If you are unable to work and earn money because of an injury or illness that is expected to continue indefinitely or result in death, you may apply for a Total and Permanent Disability (TPD) discharge of your FFEL Loans, Federal Perkins Loans, Federal Direct Loans, or TEACH Grant service obligation. has more information on qualifying and to apply for a TPD discharge.

Visit the Department of Education for more information on student loan cancellation.

If you are not sure what kind of loan you have, you can get information on your loan from the National Student Loan Data System.

If you would like to file a complaint about your student loans, you can do so through the Consumer Financial Protection Bureau.

This week is National Consumer Protection Week. Today we are answering your consumer questions. You can join us for a live social media chat at 2 p.m. EST. Learn more about the chat and how to submit your questions.

Asked by Anonymous

What is the United States national debt

On February 29, 2012, the total public debt of the United States was $15,488,891,296,248.02.

Search for the amount of debt on any date from 1993 to present.

How to Get out of Debt and Avoid Fraud

More than one and a half million people file for bankruptcy every year. Many people fall behind on their bills because they’ve lost their jobs, suffered from a long-term illness, or because they were unable to manage their personal finances properly.

Fortunately, there are many resources out there that can help you put together a plan to pay off your debt, including credit counseling agencies.

Signs Your Finances Are in Trouble

You don’t have to be close to filing for bankruptcy to realize that you are in financial trouble. These are some signs that you might have too much debt:

  • You are frequently late on your payments
  • You are close to your credit limit on your credit cards
  • You use your credit cards to make payments on other cards
  • You find it difficult to save money
  • You’ve been denied credit recently

How to Get out of Debt

To get out of debt and set your finances straight, carefully analyze your income and expenses. Make sure you:

  • Make a budget and stay within its limits.
  • Figure out your total debt and also what you owe to each creditor, your monthly payments, interest and payment due dates.
  • Prioritize repayments, focusing first on things such as your mortgage, rent, and utilities.
  • Make a repayment plan for each creditor and determine how long it will take you to pay off the debt. Make sure to review your credit card statements, as they will include information about how long it will take to pay off your balance, per new credit card laws that went into effect in 2010.
  • Don’t incur any additional debt.

How to Choose a Credit Counseling Agency

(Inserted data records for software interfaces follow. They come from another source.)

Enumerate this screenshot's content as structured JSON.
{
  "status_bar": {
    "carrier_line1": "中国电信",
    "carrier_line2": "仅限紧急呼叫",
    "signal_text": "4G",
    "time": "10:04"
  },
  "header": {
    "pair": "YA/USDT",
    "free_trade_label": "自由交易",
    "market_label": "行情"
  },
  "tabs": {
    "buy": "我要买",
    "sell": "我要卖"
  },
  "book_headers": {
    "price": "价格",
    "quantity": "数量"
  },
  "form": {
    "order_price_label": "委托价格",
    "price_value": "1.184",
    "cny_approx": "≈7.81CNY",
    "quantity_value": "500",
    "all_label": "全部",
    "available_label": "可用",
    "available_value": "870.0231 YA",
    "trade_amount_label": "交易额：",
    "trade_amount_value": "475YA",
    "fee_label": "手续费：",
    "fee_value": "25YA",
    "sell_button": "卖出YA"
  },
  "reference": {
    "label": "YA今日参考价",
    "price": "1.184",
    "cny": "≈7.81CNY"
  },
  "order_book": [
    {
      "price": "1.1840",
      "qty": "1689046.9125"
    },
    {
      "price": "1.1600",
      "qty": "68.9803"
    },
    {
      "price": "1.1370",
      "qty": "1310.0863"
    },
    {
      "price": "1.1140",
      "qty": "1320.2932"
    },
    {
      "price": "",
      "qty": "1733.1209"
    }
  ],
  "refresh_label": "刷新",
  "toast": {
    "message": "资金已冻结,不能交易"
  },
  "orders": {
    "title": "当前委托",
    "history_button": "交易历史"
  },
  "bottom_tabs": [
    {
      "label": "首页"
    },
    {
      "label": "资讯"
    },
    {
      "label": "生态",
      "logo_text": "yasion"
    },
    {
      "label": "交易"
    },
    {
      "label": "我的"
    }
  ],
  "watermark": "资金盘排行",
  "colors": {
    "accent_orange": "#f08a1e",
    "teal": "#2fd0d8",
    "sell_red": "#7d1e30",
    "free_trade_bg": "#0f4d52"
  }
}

Consider a credit counseling agency if your debt is too much to handle. These companies offer workshops on how to manage your money and advice on how to administer your debt. They can also help you create a budget and even negotiate your debt with creditors.

Many of these companies are nonprofit organizations, however be careful, as some charge excessive fees for their services and others might not even deliver what they promise. Consider these important suggestions before choosing a credit counseling agency:

  • Pick a counseling agency that offers several services. This will help you avoid organizations that promote only certain services.
  • Avoid credit counseling agencies that charge you for simply providing information, or agencies that demand a percentage of the amount that you are supposedly saving. Ideally, you should request the cost of their services in advance and in writing.
  • Stay away from agencies that ask you to stop making payments on your debt or ask you not to contact creditors.

The Department of Justice has a list of credit counseling agencies that are approved to provide pre-bankruptcy counseling.